How is it that we come to our senses? Whether it is during the worst time or hopefully a better time, how is it that we wake up and realize we need to do this instead of that, or we need to go this direction instead of that direction? How is it that we wake up and come to our senses and are aware that our life should be different? It is because God is in our lives before, we became aware of God’s presence. God is in our lives before we know Jesus. God is in our lives before we give our lives to Jesus. God is in our lives before we make a commitment to follow Jesus. God is there nudging us and shielding us, but we are not aware of it.

And that reality that God is there is called prevenient grace. Because God is with us, we wake up and we come to our senses. As the prodigal son came to his senses, he said, “I will set out and go back to my father, and I will say to him, ‘Father, I have sinned against heaven and against you. I am no longer worthy to be called your son. Make me like one of your hired servants.’” And not only did he realized what he needed to say, what he needed to pray, here is the hard part sometimes, he actually got up and did it.
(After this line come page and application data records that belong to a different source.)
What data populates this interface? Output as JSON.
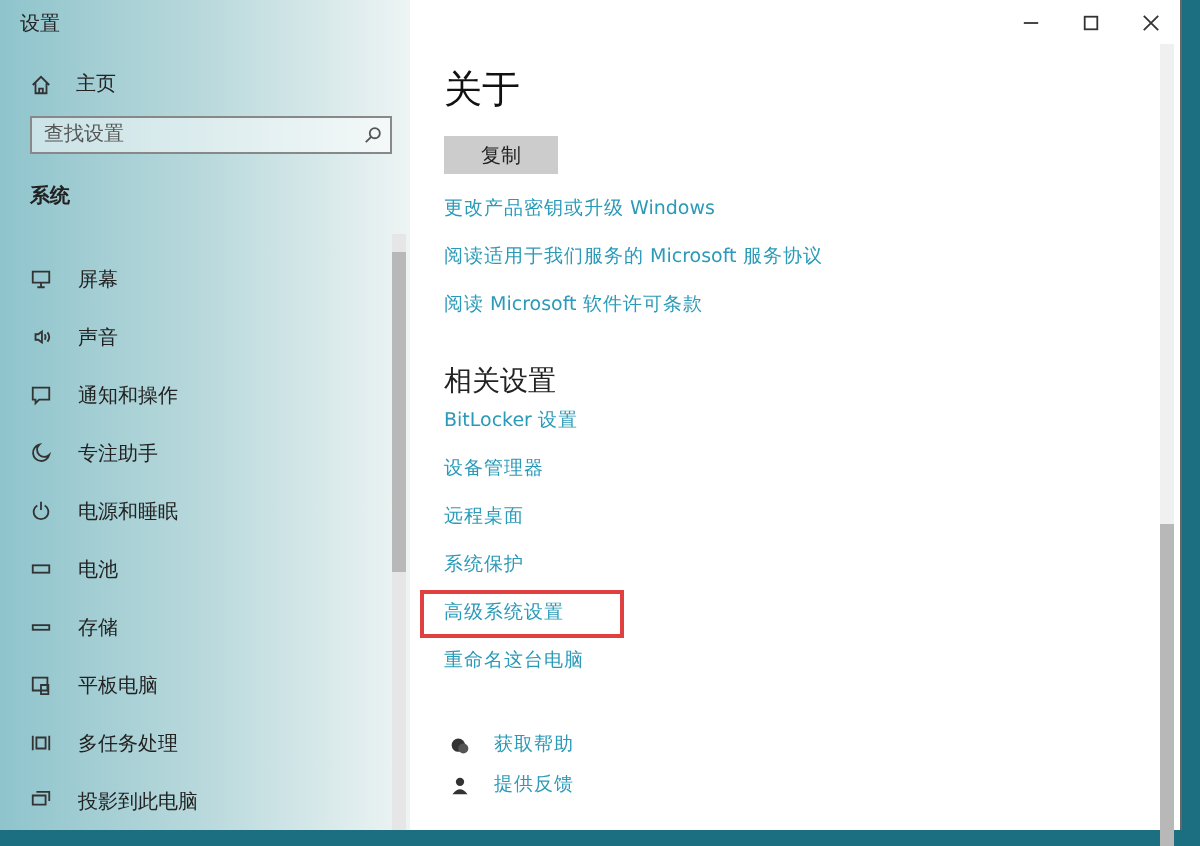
{
  "window": {
    "title": "设置"
  },
  "sidebar": {
    "home": "主页",
    "search": {
      "placeholder": "查找设置"
    },
    "section": "系统",
    "items": [
      "屏幕",
      "声音",
      "通知和操作",
      "专注助手",
      "电源和睡眠",
      "电池",
      "存储",
      "平板电脑",
      "多任务处理",
      "投影到此电脑"
    ]
  },
  "content": {
    "title": "关于",
    "copy_button": "复制",
    "links": [
      "更改产品密钥或升级 Windows",
      "阅读适用于我们服务的 Microsoft 服务协议",
      "阅读 Microsoft 软件许可条款"
    ],
    "related_title": "相关设置",
    "related_links": [
      {
        "label": "BitLocker 设置",
        "highlighted": false
      },
      {
        "label": "设备管理器",
        "highlighted": false
      },
      {
        "label": "远程桌面",
        "highlighted": false
      },
      {
        "label": "系统保护",
        "highlighted": false
      },
      {
        "label": "高级系统设置",
        "highlighted": true
      },
      {
        "label": "重命名这台电脑",
        "highlighted": false
      }
    ],
    "help": [
      "获取帮助",
      "提供反馈"
    ]
  }
}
What prevenient grace does is it helps us to know what we need to do, go back to the father, to know what we need to say, Father, I have sinned against heaven and against you. I’m not worthy. Prevenient Grace tells us what to do and we are able to get up and do that. That is God helping us before we belong to God. And this help does not stop. Prevenient grace is always with us.

Here is what the Book of Discipline in the United Methodist Church says about prevenient grace. We acknowledge God’s prevenient grace. What you acknowledge is something that is already there. We acknowledge the divine love that surrounds all people and that proceeds all of our conscious impulses. Before babies can form thoughts, before babies are able to form words, God’s love is surrounding them and influencing them.

This grace, prevenient grace, prompts our first wish to please God. Our first glimmer of understanding God’s will that God wants us to change our lives. Prevenient grace brings to us our first slight transient conviction of having done something wrong, of having sinned against God. God is working on us, and God is not finished yet. Prevenient grace is God’s grace, and it also awakens in us a longing, an earnest longing to deliver us from sin and death. And it moves us towards repentance and faith.

Prevenient grace is a blessing through Jesus, “Come to Me.” We are not made for the darkness. We are made to be filled with light. We are made for God’s power to flow through us. We are made to become who we can be when our partnership with God is alive. But prior to that moment, in every situation where we are less than perfect, in every situation where we are foolish, and every human situation to where we are not living up to what’s best, God is pulling us toward what we can be with God’s help. And it is Jesus Christ who is pulling us. We are drawn to the light. We are drawn to a God that is saying to us  Jesus is the light of the world.” No matter what sort of darkness we may find ourselves in, Jesus is the light of the world. And Jesus draws us to himself.

Prevenient grace is that light that is shining. Consider this from Luke 15: Then Jesus told them this parable: “Suppose one of you has a hundred sheep and loses one of them. Doesn’t he leave the ninety-nine in the open country and go after the lost sheep until he finds it? And when he finds it, he joyfully puts it on his shoulders and goes home. Then he calls his friends and neighbors together and says, ‘Rejoice with me; I have found my lost sheep.’ 

Jesus Christ is always seeking us to bring us home safe. To green pastures. To still waters. To restore our souls. That seeking and yearning for us is what we call prevenient grace.

Please pray with me: Lord Jesus, today I am not that person that I want to be or can be with your help. Guide me to all that is good. Guide me to you. And just as Jesus came for us, we are going with him. Because there are other people who need that light as well in their darkness.